Cplx: Complex number arithmetic
DC: Direct current
Eqlib: Equation library
Exp: Exponential/logarithmic functions
Fin: Financial functions
Grph: Graphing capability
Hyp: Hyperbolic functions
Ind: Indirect addressing
Intg: Numerical integration
Jump: Unconditional jump (GOTO)
Lbl: Program labels
LCD: Liquid Crystal Display
LED: Light-Emitting Diode
Li-ion: Lithium-ion rechargeable battery
Lreg: Linear regression (2-variable statistics)
mA: Milliamperes of current
Mtrx: Matrix support
NiCd: Nickel-Cadmium rechargeable battery
NiMH: Nickel-metal-hydrite rechargeable battery
Prnt: Printer
RTC: Real-time clock
Sdev: Standard deviation (1-variable statistics)
Solv: Equation solver
Subr: Subroutine call capability
Symb: Symbolic computing
Tape: Magnetic tape storage
Trig: Trigonometric functions
Units: Unit conversions
VAC: Volts AC
VDC: Volts DC
Years of production:   Display type: Alphanumeric display  
New price:   Display color: Black  
    Display technology: Liquid crystal display 
Size: 3"×7½"×½" Display size: 16 characters
Weight: 8 oz    
    Entry method: BASIC expressions 
Batteries: 2×"CR-2032" Lithium + 1×"CR-2016" Lithium Advanced functions: Trig Exp Cmem Snd 
External power:   Memory functions:  
I/O: Printer/cassette port     
    Programming model: BASIC 
Precision: 12 digits Program functions: Jump Cond Subr Lbl Ind  
Memories: 4(0) kilobytes Program display: Text display  
Program memory: 4 kilobytes Program editing: Text editor  
Chipset:   Forensic result: 8.99998153428  

pc1450.jpg (32264 bytes)What a find this was! I occasionally visit thrift stores and second-hand stores, looking for interesting calculators. The other day I had a very successful hunting trip: I returned home with an old scientific calculator (an APF Mark 50), a Casio FX-795P, and this rare Sharp PC-1450, all three machines in excellent working condition.
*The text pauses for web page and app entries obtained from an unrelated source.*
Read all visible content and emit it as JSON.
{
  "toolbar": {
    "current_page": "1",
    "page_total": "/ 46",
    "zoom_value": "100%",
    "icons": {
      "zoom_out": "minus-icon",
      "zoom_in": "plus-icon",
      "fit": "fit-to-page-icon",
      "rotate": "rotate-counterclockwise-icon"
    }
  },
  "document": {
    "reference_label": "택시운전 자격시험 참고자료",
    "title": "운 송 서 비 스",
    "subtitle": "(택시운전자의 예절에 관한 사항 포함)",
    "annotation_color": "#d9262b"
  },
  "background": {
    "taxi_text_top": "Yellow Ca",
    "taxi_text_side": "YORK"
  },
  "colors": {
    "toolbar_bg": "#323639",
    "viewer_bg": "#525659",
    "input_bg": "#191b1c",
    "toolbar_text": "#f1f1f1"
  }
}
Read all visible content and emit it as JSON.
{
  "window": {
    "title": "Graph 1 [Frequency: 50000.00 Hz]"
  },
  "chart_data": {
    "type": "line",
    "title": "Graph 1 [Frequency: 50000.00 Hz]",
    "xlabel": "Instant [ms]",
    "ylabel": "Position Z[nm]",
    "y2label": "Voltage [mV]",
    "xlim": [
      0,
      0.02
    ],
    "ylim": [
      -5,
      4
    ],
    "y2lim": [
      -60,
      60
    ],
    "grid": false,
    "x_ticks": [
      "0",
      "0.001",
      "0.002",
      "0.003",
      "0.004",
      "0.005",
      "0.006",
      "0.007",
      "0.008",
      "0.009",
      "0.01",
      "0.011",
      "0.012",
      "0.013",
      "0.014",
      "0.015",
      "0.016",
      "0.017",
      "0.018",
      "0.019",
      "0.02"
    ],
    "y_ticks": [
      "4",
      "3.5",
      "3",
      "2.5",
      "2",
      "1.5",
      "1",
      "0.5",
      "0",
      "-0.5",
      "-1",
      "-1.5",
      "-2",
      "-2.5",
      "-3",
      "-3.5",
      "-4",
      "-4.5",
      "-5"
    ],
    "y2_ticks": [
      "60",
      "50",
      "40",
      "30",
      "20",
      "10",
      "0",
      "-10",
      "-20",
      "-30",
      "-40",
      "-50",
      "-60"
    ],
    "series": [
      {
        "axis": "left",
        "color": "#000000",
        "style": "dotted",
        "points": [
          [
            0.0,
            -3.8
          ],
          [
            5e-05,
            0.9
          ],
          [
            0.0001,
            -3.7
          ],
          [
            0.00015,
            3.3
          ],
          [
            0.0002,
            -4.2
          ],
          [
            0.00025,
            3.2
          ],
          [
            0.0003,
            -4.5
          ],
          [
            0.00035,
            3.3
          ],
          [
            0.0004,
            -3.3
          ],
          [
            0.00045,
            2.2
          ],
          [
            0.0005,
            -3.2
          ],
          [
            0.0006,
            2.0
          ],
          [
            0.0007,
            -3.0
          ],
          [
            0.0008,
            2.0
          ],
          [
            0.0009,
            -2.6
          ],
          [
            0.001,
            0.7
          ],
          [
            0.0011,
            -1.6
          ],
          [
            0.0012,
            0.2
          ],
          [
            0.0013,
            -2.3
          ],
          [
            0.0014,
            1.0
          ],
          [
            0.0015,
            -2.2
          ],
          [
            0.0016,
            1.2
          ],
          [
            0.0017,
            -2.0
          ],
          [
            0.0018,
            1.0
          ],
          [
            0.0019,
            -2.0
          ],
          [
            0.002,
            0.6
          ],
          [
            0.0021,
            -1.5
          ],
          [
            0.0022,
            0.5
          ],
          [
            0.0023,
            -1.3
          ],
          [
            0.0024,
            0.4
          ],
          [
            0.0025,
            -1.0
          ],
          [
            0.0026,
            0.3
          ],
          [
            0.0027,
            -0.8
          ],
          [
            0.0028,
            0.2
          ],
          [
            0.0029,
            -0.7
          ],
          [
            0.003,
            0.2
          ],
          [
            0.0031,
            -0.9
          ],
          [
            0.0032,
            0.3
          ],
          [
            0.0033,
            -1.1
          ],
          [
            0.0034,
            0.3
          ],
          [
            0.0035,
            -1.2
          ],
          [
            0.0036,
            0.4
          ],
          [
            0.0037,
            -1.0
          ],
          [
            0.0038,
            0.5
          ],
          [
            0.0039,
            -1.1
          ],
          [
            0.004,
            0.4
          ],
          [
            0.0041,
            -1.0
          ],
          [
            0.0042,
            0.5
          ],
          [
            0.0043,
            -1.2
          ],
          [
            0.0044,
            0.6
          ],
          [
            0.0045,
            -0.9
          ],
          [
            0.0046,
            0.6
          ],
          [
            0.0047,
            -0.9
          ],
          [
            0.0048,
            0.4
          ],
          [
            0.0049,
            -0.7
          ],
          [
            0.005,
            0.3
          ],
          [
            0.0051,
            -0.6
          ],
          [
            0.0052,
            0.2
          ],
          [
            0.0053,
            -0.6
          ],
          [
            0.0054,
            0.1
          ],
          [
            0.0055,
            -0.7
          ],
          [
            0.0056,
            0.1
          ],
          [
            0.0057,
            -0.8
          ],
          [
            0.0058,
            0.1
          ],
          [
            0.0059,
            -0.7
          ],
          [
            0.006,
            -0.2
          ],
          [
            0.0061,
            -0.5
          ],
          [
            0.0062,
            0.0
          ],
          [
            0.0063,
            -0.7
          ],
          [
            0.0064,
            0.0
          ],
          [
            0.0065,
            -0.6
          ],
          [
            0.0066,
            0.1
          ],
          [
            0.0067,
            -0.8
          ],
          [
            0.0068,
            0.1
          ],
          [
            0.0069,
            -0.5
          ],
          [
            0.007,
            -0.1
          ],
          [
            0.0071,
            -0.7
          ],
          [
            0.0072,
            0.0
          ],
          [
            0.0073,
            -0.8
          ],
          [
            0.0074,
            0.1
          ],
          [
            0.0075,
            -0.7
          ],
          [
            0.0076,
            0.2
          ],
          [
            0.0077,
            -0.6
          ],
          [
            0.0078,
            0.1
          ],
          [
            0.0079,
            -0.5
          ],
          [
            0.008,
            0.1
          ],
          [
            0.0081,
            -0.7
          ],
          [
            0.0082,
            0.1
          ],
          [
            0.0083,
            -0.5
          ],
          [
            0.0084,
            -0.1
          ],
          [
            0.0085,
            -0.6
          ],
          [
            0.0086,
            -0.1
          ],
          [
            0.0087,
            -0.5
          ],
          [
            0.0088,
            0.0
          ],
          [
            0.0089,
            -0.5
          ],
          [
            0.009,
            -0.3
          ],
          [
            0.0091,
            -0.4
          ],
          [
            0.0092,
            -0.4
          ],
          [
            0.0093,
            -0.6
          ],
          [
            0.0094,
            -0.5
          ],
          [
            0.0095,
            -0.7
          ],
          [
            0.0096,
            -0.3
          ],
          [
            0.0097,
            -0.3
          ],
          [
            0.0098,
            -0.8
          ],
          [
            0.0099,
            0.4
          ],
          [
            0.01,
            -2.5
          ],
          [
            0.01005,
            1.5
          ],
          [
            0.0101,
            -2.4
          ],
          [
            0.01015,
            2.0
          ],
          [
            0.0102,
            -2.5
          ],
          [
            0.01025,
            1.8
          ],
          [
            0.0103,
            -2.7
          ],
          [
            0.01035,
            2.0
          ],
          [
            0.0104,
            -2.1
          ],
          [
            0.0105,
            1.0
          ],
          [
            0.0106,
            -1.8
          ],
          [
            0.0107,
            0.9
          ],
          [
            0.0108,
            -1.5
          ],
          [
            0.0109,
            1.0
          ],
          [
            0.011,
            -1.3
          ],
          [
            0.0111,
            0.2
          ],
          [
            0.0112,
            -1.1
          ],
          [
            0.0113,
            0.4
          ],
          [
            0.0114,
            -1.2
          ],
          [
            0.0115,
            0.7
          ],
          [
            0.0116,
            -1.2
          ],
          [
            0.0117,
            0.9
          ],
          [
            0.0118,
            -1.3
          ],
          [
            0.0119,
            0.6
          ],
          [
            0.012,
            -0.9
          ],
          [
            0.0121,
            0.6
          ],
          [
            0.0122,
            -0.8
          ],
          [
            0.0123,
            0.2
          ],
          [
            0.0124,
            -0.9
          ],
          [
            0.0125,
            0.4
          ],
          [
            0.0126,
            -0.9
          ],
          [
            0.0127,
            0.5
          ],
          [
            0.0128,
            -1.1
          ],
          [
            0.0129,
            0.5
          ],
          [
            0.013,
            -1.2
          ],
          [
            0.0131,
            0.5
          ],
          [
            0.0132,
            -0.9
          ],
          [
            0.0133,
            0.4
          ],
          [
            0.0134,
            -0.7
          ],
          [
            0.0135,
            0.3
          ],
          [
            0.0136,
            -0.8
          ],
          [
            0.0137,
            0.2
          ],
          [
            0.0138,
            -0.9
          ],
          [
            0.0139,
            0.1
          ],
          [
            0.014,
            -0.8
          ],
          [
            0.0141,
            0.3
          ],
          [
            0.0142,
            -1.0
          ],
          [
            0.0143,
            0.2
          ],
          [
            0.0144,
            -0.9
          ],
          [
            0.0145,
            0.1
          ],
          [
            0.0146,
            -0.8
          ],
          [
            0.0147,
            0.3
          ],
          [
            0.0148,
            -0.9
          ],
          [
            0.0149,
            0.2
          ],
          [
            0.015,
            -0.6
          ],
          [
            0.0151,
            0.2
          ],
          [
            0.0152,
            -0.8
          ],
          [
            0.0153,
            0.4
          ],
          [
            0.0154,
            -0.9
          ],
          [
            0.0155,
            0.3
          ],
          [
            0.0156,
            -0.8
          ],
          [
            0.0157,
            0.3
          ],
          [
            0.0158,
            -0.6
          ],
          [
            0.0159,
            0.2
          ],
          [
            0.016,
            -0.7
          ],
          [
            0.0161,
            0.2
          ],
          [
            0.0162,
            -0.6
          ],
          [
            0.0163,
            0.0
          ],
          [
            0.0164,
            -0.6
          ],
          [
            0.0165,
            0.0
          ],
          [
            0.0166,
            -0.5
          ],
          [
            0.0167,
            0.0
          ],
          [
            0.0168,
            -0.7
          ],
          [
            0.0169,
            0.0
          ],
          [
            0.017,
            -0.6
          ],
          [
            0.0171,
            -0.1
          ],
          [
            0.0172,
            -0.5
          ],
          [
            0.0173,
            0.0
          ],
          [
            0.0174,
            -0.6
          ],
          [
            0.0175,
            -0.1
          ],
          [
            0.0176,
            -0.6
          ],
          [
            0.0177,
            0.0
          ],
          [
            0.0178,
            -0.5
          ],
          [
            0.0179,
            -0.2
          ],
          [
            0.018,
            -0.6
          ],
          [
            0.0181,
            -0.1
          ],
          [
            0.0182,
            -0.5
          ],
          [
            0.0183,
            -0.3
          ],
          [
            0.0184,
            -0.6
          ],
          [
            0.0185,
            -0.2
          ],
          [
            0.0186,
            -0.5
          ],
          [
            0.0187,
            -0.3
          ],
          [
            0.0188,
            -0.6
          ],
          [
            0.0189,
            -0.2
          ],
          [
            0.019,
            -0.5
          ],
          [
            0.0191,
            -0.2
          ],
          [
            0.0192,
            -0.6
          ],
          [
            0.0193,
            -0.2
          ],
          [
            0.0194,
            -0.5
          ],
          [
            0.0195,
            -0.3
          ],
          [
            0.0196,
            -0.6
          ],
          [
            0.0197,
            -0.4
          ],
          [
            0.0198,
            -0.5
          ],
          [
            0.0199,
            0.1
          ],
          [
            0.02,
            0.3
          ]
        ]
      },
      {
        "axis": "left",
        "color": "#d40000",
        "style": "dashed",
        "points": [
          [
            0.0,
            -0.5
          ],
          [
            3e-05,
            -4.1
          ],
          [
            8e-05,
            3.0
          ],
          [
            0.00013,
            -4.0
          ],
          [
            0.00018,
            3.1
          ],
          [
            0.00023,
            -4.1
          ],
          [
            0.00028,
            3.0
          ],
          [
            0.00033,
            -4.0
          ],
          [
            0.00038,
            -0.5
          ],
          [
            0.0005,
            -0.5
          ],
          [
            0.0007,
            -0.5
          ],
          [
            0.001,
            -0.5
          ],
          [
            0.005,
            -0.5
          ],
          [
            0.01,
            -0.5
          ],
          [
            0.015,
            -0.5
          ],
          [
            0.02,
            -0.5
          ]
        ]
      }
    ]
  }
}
The PC-1450 is a BASIC programmable calculator. It shares a highly useful feature with the TI-74: it is a calculator mode, in which its buttons function much like the buttons on an ordinary scientific calculator. In other words, you can invoke functions that operate on the contents of the display register, as opposed to having to key in BASIC expressions in immediate mode. (As to why the designers of many newer calculators abandoned this calculator mode altogether, opting for the more cumbersome "formula display" mode of operation, I really have no idea.)

I have no manual for this beast, but I was able to discover a few things about its built-in BASIC interpreter anyway. For one thing, the PC-1450 BASIC has PEEK and POKE keywords, indicating the possibility of accessing the hardware or doing machine language programming. For another, the BASIC is fairly advanced and complete, it even contains the DATA statement, which I found is missing from the BASIC implementation on many a handheld device.

As usual, I wrote a Gamma function program to test the capabilities of this machine. In it, I made use of the DATA statement to simplify the program a little. Here's the result:

10:DATA 76.18009172,9.5E-9
20:DATA -86.50532032,-9.4E-9
30:DATA 24.01409824,8E-10
40:DATA -1.231739572,-4.5E-10
50:DATA 1.208650973E-3,8.7E-13
60:DATA -5.395239384E-6,-9.5E-16
100:INPUT "X=",X
120:IF X>=0 THEN 160
150: GOTO 120
170:FOR I=1 TO 6
180:READ C,D
200:NEXT I
210:G=LN (SQR (2*π)*G/X)
220:G=G-X-5.5+LN (X+5.5)*(X+.5)